How Middleware Facilitates Caching and Performance Optimization in APIs
In the realm of APIs, performance optimization plays a pivotal role in ensuring smooth and efficient data transfers. One of the key techniques for achieving optimal performance is through the use of middleware. Middleware acts as a bridge between the client and the API, enabling caching mechanisms that significantly enhance speed and responsiveness. In this blog post, we will explore how middleware facilitates caching and performance optimization in APIs.
Before delving into the role of middleware in caching and performance optimization, let's first grasp the concept of middleware itself. In the context of APIs, middleware refers to software components that sit between the client and the server, intercepting and processing requests and responses. These components can perform various tasks, such as authentication, logging, data validation, and most relevantly, caching.
How Caching Boosts API Performance
Caching is the process of storing frequently requested data in a temporary storage space, known as cache, to speed up subsequent requests for the same data. By caching responses from an API, subsequent identical requests from users can be served directly from the cache, eliminating the need for the API to execute the entire request processing pipeline.
Caching not only improves response time but also reduces the server's load and network bandwidth consumption. This is particularly beneficial when dealing with resource-intensive API endpoints or scenarios where a large number of users access the same data repeatedly. Properly implemented caching mechanisms can alleviate server strain and enhance overall performance.

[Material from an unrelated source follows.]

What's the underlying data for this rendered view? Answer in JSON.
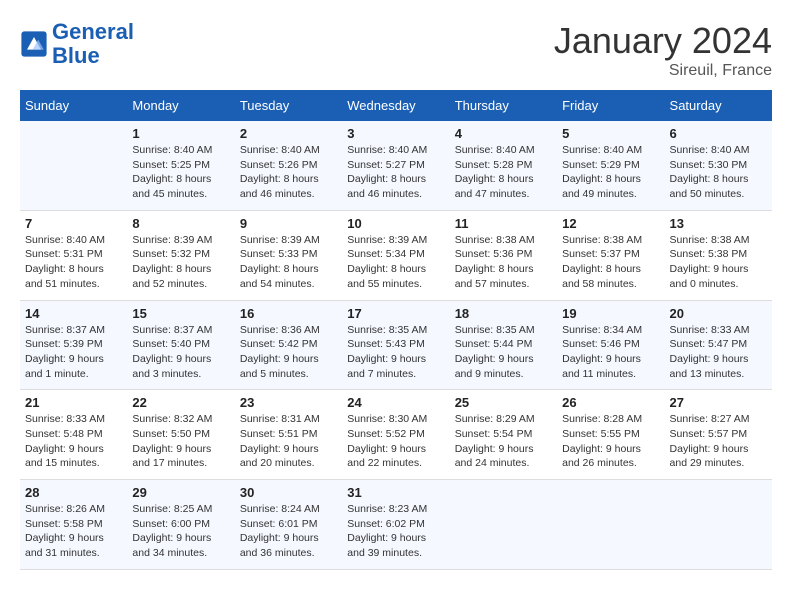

Role of Middleware in Caching APIs
Middleware plays an essential role in implementing caching mechanisms within APIs. By intercepting incoming requests, middleware can check if the requested data is already cached. If found, the middleware bypasses the API processing pipeline, retrieves the data from the cache, and promptly sends it back to the client. This process eliminates database queries or expensive computations, resulting in faster response times.
When the requested data is not cached, middleware can execute the API logic and store the response in the cache for future use. This ensures that subsequent identical requests can be served directly from the cache, avoiding unnecessary processing.
Furthermore, middleware can also define caching rules based on various factors, such as request headers, URL parameters, or response characteristics. These rules enable fine-grained control over what data should be cached and for how long, thus optimizing caching efficiency.
Integrating Middleware for Performance Optimization
To leverage middleware for caching and performance optimization, API developers need to integrate appropriate middleware components into their API architecture. Depending on the programming language and framework being used, there are several middleware solutions available, such as Express.js for Node.js or Django middleware for Python.
Once integrated, developers can configure the middleware to suit their caching requirements. This involves setting cache expiration times, defining caching rules, and identifying cache storage mechanisms. Popular cache storage options include in-memory caching, file-based storage, or the use of third-party caching services like Redis or Memcached.
Middleware serves as a valuable tool for enhancing API performance through caching. By intelligently intercepting requests and responses, middleware can drastically reduce response times, lessen server load, and improve overall user experience. It is important to analyze the caching requirements of your API and integrate the appropriate middleware components to optimize its performance.
In the rapidly evolving world of API SaaS, the utilization of middleware for caching and performance optimization should be a priority. Implementing efficient caching mechanisms through middleware will undoubtedly contribute to faster, more reliable, and more scalable APIs, ultimately benefitting both developers and end-users alike.